Center for Juvenile Justice Reform, Georgetown Public Policy Institute
Youths who go through both the child welfare and juvenile justice systems often leave school without the skills necessary for success in the 21st century. This report from the Center for Juvenile Justice Reform urges working across child welfare and juvenile justice systems to improve services to meet the educational needs of these youths.
The authors note that many of these youths carry numerous risk factors (such as child abuse, poverty, emotional and behavioral disorders, and learning disabilities) that are associated with poor academic achievement, delinquency, substance abuse and mental health problems.

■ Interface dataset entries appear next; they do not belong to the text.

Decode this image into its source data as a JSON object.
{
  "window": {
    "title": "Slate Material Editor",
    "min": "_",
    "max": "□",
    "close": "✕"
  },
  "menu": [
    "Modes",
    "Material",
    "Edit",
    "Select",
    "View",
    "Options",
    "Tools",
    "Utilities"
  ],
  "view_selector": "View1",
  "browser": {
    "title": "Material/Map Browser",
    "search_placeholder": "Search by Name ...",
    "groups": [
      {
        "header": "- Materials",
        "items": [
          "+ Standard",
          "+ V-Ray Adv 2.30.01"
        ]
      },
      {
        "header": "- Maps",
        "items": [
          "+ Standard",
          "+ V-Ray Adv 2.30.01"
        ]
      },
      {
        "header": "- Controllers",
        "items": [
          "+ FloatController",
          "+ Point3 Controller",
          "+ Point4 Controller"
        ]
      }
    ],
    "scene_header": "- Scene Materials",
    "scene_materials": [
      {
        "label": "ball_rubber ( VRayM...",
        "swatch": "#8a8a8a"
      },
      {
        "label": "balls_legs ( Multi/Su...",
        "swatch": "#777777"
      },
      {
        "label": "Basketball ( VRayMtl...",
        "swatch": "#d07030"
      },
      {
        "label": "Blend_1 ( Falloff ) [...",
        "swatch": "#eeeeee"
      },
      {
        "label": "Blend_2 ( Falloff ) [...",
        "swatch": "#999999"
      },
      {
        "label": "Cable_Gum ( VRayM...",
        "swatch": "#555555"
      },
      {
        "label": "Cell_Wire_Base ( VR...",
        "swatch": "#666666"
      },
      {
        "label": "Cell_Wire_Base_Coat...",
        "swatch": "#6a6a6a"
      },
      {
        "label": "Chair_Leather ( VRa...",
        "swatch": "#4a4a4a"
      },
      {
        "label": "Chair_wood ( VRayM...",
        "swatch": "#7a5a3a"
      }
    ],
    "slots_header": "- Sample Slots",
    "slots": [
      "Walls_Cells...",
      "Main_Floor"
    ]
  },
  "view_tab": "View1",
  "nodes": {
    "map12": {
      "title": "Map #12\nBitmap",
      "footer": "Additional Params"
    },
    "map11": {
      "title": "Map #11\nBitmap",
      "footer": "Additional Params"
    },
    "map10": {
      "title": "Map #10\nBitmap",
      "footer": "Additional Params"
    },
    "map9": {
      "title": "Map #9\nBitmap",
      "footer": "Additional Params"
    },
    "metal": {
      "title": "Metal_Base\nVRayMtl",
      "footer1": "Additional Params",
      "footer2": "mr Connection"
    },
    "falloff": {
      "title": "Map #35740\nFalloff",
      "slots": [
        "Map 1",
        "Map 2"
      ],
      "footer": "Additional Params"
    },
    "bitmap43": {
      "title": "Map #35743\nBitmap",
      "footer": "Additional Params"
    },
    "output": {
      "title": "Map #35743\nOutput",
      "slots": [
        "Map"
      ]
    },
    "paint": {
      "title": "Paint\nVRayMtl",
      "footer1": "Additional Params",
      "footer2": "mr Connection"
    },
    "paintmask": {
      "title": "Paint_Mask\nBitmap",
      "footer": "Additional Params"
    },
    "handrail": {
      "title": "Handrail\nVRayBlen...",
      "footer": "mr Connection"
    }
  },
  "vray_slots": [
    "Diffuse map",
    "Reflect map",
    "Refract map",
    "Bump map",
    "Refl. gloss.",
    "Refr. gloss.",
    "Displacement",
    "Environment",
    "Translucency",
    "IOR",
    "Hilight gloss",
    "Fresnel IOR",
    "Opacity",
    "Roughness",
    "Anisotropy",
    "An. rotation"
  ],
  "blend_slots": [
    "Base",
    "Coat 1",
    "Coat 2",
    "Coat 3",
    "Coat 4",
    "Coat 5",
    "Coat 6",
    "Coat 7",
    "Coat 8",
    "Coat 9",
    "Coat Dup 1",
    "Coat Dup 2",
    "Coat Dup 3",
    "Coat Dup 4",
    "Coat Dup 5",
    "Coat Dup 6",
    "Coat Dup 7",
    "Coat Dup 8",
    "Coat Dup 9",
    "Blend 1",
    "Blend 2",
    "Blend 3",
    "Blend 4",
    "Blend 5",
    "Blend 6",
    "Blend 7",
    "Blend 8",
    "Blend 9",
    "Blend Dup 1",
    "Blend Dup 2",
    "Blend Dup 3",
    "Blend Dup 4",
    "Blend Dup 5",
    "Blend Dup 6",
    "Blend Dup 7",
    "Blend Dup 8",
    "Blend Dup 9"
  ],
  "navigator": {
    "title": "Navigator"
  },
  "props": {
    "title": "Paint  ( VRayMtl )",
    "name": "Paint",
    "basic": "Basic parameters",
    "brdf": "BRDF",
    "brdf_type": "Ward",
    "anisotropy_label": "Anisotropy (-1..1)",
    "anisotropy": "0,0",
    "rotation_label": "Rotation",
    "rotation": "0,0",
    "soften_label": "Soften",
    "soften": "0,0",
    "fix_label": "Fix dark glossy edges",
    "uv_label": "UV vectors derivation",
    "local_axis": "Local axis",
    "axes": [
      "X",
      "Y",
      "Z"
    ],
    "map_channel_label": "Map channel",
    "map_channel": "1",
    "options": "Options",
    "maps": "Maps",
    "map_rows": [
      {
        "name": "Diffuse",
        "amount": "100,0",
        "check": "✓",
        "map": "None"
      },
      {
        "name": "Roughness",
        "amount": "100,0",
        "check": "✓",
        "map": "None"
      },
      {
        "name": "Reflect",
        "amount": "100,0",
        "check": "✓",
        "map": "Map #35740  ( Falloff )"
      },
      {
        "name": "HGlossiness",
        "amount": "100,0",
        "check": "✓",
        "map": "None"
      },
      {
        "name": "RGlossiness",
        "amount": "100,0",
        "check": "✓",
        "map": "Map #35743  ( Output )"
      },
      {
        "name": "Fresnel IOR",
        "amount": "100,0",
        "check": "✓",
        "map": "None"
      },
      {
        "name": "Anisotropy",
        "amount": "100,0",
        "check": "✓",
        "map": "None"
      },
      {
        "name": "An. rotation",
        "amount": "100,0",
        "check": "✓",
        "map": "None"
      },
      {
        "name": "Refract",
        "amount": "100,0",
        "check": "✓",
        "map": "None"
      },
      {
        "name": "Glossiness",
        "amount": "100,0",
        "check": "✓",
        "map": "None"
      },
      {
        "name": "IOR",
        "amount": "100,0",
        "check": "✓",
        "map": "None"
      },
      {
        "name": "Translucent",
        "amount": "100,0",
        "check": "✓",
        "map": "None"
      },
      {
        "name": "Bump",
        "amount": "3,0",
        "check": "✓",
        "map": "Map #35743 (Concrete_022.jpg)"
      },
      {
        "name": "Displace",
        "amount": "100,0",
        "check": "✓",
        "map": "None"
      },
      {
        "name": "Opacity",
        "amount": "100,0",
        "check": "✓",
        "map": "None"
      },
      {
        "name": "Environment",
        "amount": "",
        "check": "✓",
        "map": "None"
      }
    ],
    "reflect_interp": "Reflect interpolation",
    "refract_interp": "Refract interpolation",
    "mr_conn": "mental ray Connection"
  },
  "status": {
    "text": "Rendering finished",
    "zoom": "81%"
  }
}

They identify principles to drive education reform, beginning with a sound early education and continuing with high-quality educational opportunities in both the child welfare and juvenile justice systems – efforts for which interagency collaboration is vital. The report explores education and other outcomes of youth in juvenile justice and child welfare, barriers to improving academic performance, recent legal and policy reforms, evidence-based interventions, emerging options and alternatives, and how to put the proposed principles into practice.
Free, 74 pages. http://cjjr.georgetown.edu/pdfs/ed/edpaper.pdf.